### Task details:
In your copy of the entries, please include no pictures and return every word exactly.

### Page and application data records:
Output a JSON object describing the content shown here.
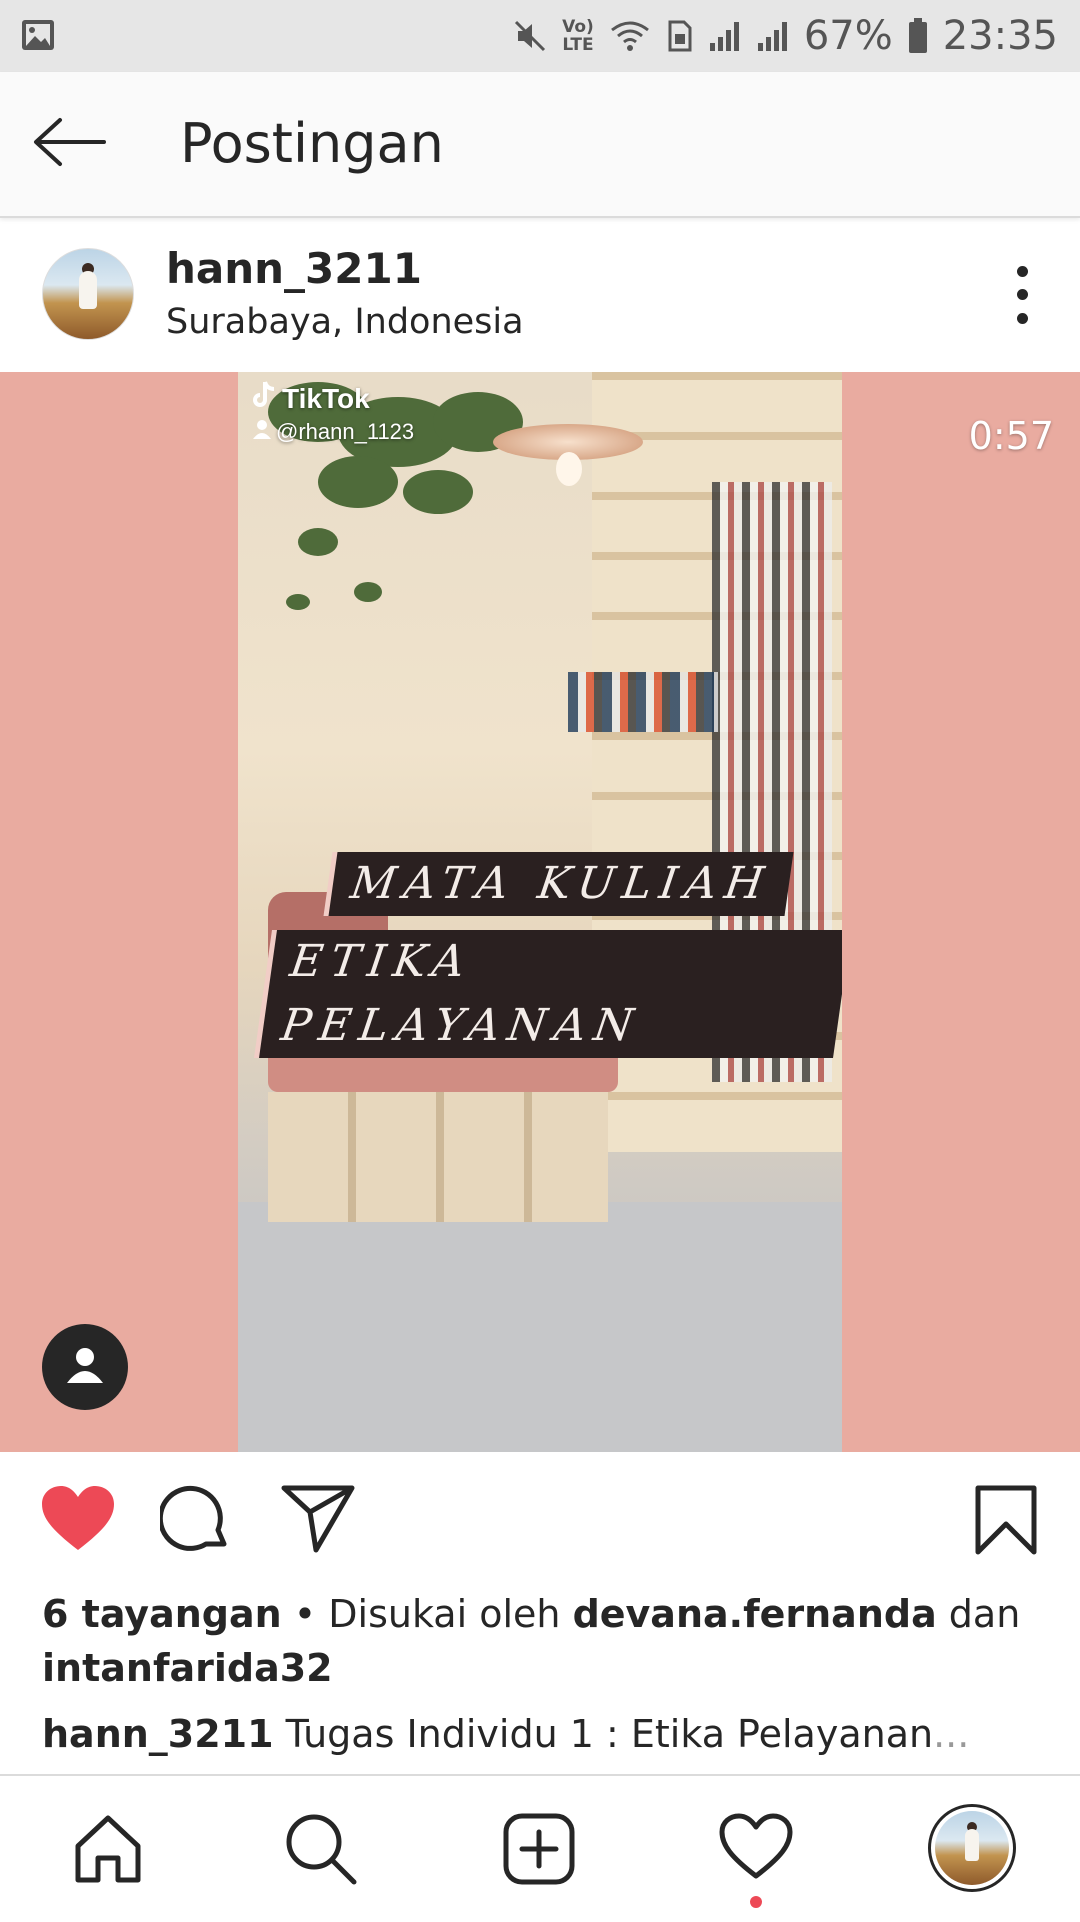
{
  "status_bar": {
    "battery": "67%",
    "time": "23:35",
    "network_label_top": "Vo)",
    "network_label_bottom": "LTE"
  },
  "app_bar": {
    "title": "Postingan"
  },
  "post": {
    "username": "hann_3211",
    "location": "Surabaya, Indonesia",
    "video": {
      "duration": "0:57",
      "watermark_brand": "TikTok",
      "watermark_handle": "@rhann_1123",
      "banner_line1": "MATA KULIAH",
      "banner_line2": "ETIKA PELAYANAN"
    },
    "liked": true,
    "views": "6 tayangan",
    "separator": " • ",
    "liked_by_prefix": "Disukai oleh ",
    "liked_by_user1": "devana.fernanda",
    "liked_by_joiner": " dan",
    "liked_by_user2": "intanfarida32",
    "caption_user": "hann_3211",
    "caption_text": " Tugas Individu 1 : Etika Pelayanan",
    "caption_more": "..."
  },
  "colors": {
    "media_background": "#e9aba0",
    "like_red": "#ed4956",
    "text": "#262626"
  },
  "icons": {
    "back": "arrow-left-icon",
    "more": "more-vertical-icon",
    "like": "heart-filled-icon",
    "comment": "comment-icon",
    "share": "send-icon",
    "save": "bookmark-icon",
    "tag_people": "person-icon",
    "nav": [
      "home-icon",
      "search-icon",
      "add-icon",
      "heart-icon",
      "profile-avatar"
    ]
  }
}
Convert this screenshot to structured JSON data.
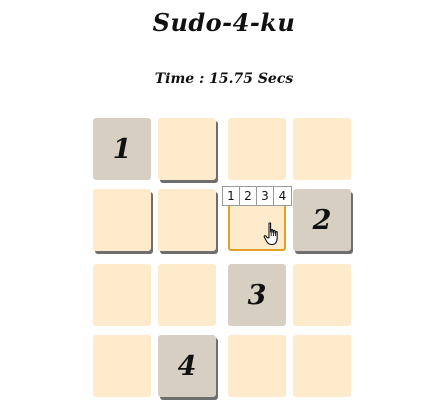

### Response to the task:
Output a JSON object describing the content shown here.
{
  "status_bar": {
    "battery": "67%",
    "time": "23:35",
    "network_label_top": "Vo)",
    "network_label_bottom": "LTE"
  },
  "app_bar": {
    "title": "Postingan"
  },
  "post": {
    "username": "hann_3211",
    "location": "Surabaya, Indonesia",
    "video": {
      "duration": "0:57",
      "watermark_brand": "TikTok",
      "watermark_handle": "@rhann_1123",
      "banner_line1": "MATA KULIAH",
      "banner_line2": "ETIKA PELAYANAN"
    },
    "liked": true,
    "views": "6 tayangan",
    "separator": " • ",
    "liked_by_prefix": "Disukai oleh ",
    "liked_by_user1": "devana.fernanda",
    "liked_by_joiner": " dan",
    "liked_by_user2": "intanfarida32",
    "caption_user": "hann_3211",
    "caption_text": " Tugas Individu 1 : Etika Pelayanan",
    "caption_more": "..."
  },
  "colors": {
    "media_background": "#e9aba0",
    "like_red": "#ed4956",
    "text": "#262626"
  },
  "icons": {
    "back": "arrow-left-icon",
    "more": "more-vertical-icon",
    "like": "heart-filled-icon",
    "comment": "comment-icon",
    "share": "send-icon",
    "save": "bookmark-icon",
    "tag_people": "person-icon",
    "nav": [
      "home-icon",
      "search-icon",
      "add-icon",
      "heart-icon",
      "profile-avatar"
    ]
  }
}
Convert this screenshot to structured JSON data.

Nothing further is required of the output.